In the short run, we see that Sweden has a relatively high incidence of death from Covid-19. It is of course hard to compare figures, because it depends on what and how you are counting. Sweden cross checks against the death register and counts every death, in every location. Not just in hospitals, or in intensive care units. Because the virus got into care homes, the vast majority of deaths is unfortunately found in the over 80 age group.

It seems like Sweden is now paying a price for the more relaxed corona strategy. With countries around the world slowly opening up, they have released lists of approved countries from where tourists are allowed. Sweden is not on many of these lists. Swedes are perceived as plague-carrying high risk tourists.
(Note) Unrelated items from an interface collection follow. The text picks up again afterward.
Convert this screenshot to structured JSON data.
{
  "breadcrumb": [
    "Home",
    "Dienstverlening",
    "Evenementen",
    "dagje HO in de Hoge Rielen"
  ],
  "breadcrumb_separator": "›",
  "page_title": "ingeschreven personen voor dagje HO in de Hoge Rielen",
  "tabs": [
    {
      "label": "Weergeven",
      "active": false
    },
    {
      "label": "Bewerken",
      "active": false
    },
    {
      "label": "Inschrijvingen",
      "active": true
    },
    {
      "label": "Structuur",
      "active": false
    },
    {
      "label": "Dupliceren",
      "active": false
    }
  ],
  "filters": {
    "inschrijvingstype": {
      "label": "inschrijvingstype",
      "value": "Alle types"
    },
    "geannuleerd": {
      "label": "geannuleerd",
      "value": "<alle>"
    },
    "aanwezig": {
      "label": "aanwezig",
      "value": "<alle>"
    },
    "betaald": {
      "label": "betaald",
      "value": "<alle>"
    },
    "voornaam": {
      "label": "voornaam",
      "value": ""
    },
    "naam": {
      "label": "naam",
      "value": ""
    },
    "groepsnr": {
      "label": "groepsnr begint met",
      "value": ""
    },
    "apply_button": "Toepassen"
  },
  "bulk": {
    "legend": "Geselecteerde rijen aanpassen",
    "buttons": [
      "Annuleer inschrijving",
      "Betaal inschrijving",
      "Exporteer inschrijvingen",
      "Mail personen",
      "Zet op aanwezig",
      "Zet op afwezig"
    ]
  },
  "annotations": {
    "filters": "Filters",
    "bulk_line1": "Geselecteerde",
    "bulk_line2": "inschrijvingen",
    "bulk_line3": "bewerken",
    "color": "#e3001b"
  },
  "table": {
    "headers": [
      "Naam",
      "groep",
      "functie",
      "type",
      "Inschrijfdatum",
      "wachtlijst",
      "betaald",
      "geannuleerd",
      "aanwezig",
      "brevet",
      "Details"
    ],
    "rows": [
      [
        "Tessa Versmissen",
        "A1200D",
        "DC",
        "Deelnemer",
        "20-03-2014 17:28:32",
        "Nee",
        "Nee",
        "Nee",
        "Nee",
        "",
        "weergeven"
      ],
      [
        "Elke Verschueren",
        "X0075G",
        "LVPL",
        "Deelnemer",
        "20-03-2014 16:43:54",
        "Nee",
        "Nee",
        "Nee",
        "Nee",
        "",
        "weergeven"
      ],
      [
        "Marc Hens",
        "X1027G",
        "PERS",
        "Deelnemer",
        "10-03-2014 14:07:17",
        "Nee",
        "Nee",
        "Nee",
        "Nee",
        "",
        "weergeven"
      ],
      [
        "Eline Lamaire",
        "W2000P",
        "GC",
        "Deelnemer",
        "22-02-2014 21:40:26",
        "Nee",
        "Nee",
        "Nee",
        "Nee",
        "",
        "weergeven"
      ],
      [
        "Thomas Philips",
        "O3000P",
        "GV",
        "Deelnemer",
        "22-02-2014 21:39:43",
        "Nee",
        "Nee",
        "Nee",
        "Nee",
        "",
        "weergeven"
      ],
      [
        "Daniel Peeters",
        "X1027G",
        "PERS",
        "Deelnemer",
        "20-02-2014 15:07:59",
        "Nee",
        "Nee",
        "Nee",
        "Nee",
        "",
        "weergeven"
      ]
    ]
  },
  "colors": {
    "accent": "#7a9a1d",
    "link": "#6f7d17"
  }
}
Sweden’s neighbours Finland, Norway and Denmark have opened up for travel after their lockdowns. But the borders to Sweden remain closed. Sweden has become the social pariah of Scandinavia. Norway released an interesting decision this week. No traveling to Sweden, except to the Swedish Baltic island of Gotland. However, domestic travel is allowed in Sweden, so the popular holiday island of Gotland will be packed with Swedes, mostly from Stockholm, crammed in together with Norwegian tourists. Not sure how Norway was thinking on that one.

Of course, as time goes on, Swedish tourists will be welcome again around the world. As Sweden’s death toll reduces, and the virus ebbs out, borders will open again. It’s just an usual situation right now for Swedes to find themselves unpopular.

So, staycation is the melody of summer 2020. My plans include a socially-distanced trip to lake Vättern, and a road trip up north. I’m also going to explore my hometown of Stockholm more.

If you’re staying in Sweden, what do you plan to do?

The great Swedish moose migration

Sweden isn’t only an urban country of towns and cities, it also has an amazing countryside and wildlife. Wild animals that roam the Swedish countryside include wolves, brown bears, lynx, deer, wolverines, reindeer and moose.

Every year, a wonderful wildlife event happens. Called ‘the great moose migration’, the Swedish moose walk the same path to get to their summer grazing pastures.

If you are interested, you can watch this event unfold as it happens. Part of the concept known as slow TV, the Swedish National TV is currently broadcasting the migration around the clock. It is slow, it is snowy and it is spectacular at times.

To see the broadcast go to: https://www.svtplay.se/den-stora-algvandringen

Please note: the moose is the national animal of Sweden. Called ‘älg’ in Swedish, there is frequent debate about whether it is translated as moose or elk. The answer is that it is both! It is called ‘moose’ in American English and ‘elk’ in British English. In North America, there is an animal called an elk, but it is a different animal, known also as a wapiti. The North American elk looks like this, and is a kind of deer:

The North American moose/ European elk/ Swedish ‘älg’ looks like this:

The ‘älg’ has the same Latin name as the British elk, and the North American moose (alces).

Whether moose or elk, it surely is impressive.